Search the entries below for the string "source" and give the number of lines that hold it, nothing else.

━━ Data for the task ━━

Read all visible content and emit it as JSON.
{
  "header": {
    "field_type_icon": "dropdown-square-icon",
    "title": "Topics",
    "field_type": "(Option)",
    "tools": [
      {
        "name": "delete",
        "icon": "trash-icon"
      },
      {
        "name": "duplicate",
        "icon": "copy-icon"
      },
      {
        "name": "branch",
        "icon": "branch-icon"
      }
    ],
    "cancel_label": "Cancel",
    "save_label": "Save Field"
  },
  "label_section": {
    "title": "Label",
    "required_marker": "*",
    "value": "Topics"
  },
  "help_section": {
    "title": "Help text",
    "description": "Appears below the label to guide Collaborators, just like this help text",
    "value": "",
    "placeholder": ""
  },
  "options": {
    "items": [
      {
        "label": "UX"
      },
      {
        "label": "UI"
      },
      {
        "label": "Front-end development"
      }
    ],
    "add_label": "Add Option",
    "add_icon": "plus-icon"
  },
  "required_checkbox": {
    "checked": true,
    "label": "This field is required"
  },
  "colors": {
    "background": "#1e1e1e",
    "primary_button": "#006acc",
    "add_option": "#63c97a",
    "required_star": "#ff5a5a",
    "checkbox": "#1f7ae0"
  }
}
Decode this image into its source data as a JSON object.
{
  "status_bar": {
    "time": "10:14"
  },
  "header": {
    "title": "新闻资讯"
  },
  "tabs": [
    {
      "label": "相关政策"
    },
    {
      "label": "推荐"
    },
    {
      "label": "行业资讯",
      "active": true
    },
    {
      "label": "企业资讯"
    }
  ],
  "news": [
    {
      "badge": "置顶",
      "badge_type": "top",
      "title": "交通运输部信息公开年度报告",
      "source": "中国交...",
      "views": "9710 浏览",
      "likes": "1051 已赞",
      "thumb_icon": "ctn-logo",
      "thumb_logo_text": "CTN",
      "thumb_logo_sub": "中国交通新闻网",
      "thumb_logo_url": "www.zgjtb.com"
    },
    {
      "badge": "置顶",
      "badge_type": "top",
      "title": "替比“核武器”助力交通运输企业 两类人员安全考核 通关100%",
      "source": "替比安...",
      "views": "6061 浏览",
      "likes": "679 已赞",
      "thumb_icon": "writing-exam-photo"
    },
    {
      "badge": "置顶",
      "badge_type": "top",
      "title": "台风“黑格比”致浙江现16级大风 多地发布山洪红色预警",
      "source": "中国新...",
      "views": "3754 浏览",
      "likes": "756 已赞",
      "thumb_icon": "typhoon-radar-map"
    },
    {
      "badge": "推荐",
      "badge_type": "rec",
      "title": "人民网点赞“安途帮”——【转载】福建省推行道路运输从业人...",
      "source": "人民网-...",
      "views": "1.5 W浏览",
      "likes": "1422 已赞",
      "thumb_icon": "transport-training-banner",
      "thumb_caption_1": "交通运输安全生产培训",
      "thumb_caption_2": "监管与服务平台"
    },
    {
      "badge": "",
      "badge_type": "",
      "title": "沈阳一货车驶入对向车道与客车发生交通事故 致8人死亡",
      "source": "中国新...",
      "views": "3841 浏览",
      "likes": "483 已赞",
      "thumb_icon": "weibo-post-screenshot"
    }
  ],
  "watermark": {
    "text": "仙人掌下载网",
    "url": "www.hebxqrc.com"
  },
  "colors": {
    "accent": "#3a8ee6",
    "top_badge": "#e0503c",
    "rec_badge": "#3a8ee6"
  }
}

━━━

### Exercise solution
6